Cordon Count Program

The Cordon Count Program is a vehicle classification and occupancy survey, which monitors change in travel characteristics across the Region of Durham and the Greater Toronto Area (GTA).  The program involves conducting traffic counts for a typical weekday by vehicle type (passenger, commercial, buses, GO rail and taxis), direction of travel and recording the number of occupants for all non-commercial vehicles.  In Durham, the traffic counts are conducted along 12 main screenlines, which are imaginary lines that coincide with natural or man-made features, such as creeks and roads, that connect a series of count stations.  A cordon represents a geographic area enclosed by a series of screenlines.

The purpose of the Cordon Count Program is to:

  • Generate travel data to assist in understanding the utilization of the existing road system and transit infrastructure.
  • Identify emerging travel trends.
  • Assess the need for new infrastructure.
  • Develop policies towards sustainable transportation. 

The first Durham Cordon Count Program was conducted in 1976.  Since 1989, each of Durham’s five count programs has been co-ordinated with the City of Toronto; Regions of York, Peel and Halton; the Ontario Ministry of Transportation (MTO); GO Transit; and the Toronto Transit Commission (TTC).  Data storage and administrative services are provided by the Data Management Group at University of Toronto.

In June 2013, Cole Engineering prepared the GTA Cordon Count Program Transportation Trends 2001-2011 report, on behalf of the GTA Cordon Count Committee.
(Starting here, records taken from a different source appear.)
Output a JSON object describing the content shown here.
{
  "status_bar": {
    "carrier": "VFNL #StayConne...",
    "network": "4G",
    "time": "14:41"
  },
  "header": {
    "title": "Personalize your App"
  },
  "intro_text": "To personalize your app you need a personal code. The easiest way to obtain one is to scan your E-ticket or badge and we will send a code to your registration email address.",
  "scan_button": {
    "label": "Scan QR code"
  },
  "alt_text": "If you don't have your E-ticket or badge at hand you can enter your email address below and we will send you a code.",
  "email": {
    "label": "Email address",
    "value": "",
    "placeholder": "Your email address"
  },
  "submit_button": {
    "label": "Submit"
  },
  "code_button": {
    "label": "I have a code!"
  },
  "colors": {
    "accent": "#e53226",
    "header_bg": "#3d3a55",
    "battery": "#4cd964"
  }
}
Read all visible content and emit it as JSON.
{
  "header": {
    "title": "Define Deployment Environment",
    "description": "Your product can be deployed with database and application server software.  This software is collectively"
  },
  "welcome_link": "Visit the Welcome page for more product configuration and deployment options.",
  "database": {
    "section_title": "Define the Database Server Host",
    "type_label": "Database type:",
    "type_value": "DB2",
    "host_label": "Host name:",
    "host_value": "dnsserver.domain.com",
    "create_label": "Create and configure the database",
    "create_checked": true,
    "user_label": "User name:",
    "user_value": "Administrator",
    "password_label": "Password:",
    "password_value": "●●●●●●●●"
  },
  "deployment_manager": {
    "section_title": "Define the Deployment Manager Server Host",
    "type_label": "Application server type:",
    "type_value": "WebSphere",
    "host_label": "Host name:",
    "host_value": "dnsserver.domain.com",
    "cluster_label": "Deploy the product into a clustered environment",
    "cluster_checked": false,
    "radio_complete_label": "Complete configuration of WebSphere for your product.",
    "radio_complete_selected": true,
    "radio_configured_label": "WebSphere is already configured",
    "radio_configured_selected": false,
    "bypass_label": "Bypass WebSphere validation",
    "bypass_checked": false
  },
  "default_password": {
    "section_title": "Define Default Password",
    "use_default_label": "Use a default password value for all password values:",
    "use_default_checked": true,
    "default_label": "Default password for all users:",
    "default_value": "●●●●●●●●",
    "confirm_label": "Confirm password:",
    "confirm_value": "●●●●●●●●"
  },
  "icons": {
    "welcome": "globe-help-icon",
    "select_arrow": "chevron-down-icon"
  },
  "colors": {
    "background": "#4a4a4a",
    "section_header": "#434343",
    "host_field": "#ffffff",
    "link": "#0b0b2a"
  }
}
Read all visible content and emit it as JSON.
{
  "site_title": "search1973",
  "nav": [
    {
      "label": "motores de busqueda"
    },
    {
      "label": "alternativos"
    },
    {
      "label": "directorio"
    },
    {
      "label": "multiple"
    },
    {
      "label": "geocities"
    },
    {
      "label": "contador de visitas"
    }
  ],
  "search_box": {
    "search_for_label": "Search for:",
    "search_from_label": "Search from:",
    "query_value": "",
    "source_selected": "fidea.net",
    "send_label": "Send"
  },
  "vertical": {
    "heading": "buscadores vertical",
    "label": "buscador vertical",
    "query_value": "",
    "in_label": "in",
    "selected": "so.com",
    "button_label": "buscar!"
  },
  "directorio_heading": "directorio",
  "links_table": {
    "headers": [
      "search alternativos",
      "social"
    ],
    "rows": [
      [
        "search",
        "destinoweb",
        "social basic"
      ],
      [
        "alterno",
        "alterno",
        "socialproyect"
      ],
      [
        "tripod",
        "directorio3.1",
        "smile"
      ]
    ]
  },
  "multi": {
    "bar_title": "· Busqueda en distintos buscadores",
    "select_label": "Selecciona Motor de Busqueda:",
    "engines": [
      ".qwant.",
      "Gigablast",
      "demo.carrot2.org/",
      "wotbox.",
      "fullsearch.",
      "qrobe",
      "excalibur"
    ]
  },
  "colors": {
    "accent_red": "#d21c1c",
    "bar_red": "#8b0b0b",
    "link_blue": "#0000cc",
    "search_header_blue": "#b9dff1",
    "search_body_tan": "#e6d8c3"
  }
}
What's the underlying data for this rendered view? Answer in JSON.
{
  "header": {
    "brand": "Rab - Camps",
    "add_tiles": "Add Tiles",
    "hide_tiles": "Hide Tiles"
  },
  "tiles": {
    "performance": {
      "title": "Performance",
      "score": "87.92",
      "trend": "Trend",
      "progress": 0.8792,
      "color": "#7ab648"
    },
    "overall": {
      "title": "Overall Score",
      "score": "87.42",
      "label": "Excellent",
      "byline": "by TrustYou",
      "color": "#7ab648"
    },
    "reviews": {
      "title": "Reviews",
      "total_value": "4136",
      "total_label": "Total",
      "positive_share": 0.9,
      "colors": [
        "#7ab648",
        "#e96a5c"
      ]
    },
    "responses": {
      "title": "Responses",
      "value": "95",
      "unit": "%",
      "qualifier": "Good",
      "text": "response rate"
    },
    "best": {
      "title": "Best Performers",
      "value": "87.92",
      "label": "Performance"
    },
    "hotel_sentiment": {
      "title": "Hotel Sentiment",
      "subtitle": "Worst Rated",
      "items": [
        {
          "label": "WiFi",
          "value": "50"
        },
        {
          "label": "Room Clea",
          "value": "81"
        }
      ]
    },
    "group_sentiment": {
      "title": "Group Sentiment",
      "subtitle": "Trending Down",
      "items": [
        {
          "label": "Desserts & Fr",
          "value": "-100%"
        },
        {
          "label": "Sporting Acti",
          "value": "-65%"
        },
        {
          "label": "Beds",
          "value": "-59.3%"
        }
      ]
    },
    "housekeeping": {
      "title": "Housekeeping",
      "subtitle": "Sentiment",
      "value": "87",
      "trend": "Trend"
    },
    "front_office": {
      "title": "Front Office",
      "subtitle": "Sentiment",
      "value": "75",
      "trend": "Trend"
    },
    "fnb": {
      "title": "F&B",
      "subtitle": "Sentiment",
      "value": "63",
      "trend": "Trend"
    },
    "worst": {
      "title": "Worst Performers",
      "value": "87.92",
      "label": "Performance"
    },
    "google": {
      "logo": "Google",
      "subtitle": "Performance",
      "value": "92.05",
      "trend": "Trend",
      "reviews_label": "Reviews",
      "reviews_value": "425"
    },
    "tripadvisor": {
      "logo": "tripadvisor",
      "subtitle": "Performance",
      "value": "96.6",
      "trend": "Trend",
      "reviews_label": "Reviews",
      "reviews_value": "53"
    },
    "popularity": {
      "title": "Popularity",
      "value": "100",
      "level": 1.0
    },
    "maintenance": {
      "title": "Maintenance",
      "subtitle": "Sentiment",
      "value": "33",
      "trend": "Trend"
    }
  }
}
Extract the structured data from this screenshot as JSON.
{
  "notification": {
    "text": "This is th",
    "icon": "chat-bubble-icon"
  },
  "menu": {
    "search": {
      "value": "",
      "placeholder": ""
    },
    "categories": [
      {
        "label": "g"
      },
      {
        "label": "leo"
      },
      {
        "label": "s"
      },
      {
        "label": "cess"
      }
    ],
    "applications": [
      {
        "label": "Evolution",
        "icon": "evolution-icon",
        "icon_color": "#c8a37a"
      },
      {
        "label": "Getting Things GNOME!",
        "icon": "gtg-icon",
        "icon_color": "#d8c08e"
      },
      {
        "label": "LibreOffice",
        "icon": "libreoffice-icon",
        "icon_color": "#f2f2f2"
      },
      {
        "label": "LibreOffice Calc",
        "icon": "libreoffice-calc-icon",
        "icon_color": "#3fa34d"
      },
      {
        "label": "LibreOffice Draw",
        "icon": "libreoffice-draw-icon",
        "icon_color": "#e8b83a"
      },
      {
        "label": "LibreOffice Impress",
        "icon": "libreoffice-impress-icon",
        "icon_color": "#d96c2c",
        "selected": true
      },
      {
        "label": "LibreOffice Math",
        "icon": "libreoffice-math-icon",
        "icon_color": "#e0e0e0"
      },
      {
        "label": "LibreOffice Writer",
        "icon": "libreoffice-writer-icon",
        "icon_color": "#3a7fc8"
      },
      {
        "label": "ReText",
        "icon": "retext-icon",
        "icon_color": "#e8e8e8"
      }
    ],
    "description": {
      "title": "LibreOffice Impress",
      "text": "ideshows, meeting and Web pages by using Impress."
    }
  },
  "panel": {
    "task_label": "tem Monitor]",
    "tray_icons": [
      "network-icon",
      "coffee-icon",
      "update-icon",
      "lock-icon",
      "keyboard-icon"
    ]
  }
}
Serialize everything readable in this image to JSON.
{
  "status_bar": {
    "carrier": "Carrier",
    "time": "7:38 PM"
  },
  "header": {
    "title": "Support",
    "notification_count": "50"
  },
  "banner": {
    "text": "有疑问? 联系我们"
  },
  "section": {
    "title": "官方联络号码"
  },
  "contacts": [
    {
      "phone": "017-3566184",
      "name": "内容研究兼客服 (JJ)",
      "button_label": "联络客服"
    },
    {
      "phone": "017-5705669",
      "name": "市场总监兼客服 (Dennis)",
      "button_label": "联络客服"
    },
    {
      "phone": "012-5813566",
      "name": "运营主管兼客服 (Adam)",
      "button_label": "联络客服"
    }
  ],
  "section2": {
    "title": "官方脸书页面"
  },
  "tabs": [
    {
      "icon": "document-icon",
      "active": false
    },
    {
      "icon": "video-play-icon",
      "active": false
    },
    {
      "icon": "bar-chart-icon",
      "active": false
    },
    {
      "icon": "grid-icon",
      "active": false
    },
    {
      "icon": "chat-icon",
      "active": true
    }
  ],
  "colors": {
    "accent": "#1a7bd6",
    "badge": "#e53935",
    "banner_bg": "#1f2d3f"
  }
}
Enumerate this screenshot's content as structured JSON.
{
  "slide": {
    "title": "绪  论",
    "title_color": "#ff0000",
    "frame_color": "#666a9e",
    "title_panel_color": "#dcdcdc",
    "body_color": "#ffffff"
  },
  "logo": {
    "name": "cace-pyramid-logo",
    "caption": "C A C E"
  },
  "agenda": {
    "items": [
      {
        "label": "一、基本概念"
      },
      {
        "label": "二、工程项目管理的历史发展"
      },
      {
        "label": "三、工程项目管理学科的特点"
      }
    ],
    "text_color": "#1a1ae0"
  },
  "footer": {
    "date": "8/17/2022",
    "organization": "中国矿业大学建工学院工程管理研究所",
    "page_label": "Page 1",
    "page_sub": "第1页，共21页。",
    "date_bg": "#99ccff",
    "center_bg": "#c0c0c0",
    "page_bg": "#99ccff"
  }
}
The report presents a comprehensive analysis of emerging trends and travel patterns for the entire GTA, and aims to raise awareness of the value in using cordon count data for decision-making and strategic planning on policy formulation and investments in infrastructure. The report includes an analysis of topical issues such as high occupancy vehicles, transit use, and commercial traffic.